The political changes in Zimbabwe, for instance, have opened the door for the repatriation of money back into that country, while there is a shift to externalise funds in economies that have exchange controls.
Exchange controls and policy changes, together with political stability, remain crucial factors dictating levels of demand for international banking solutions.
Namibia is a good example of a country which has reviewed its exchange controls and is, therefore, experiencing far more interest in offshore banking solutions. Externalisation of money from a country like Kenya, in contrast, remains high due to the large number of International organisations, NGOs and foreign multinationals headquartered there and in need of sophisticated international banking solutions.

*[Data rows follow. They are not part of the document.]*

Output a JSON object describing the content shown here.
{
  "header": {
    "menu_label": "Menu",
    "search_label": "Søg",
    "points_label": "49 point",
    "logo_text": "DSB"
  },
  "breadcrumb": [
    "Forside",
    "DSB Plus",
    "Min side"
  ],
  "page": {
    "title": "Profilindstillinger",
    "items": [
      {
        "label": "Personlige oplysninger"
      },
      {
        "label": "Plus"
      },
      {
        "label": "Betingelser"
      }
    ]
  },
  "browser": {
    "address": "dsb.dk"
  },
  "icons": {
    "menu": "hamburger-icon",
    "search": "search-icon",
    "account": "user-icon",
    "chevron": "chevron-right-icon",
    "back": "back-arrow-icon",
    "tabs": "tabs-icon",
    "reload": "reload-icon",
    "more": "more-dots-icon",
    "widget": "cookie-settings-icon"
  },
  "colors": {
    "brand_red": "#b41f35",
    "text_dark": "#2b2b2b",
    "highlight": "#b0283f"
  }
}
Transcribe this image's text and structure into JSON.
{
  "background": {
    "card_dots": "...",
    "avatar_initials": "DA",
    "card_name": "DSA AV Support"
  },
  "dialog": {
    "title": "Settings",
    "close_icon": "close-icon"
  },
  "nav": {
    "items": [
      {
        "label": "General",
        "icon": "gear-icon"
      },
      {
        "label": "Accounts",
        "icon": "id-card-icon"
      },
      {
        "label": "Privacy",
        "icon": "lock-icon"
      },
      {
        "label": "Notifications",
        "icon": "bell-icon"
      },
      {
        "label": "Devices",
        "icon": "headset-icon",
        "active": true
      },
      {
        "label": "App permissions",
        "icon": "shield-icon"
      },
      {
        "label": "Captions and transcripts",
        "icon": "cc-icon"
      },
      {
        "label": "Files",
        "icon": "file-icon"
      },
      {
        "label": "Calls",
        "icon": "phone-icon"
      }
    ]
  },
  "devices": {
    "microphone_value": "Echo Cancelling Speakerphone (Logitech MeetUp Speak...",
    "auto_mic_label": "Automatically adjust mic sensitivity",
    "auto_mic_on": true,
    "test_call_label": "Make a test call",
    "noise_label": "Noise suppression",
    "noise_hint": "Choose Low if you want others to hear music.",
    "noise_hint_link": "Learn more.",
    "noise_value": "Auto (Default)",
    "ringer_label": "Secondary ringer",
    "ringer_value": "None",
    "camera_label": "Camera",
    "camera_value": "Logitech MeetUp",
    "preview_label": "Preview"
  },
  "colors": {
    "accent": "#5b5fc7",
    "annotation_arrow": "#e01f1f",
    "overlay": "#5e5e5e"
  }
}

The local political environment will continue to contribute strongly to any future increase or decrease of wealth in Africa - at 51percent (according to Knight Frank) this factor is much higher than the 14percent globally). A lot of decisions will be made based on the political conditions and regulations and these need to be well understood. Increased wealth is driving the need for advanced, bespoke international banking solutions. In the Knight Frank 2018 Wealth Report, 76percent of African wealth managers say they expect their client’s wealth to increase this year compared with a global average of 67percent - and more of these affluent individuals are looking for international personal banking solutions.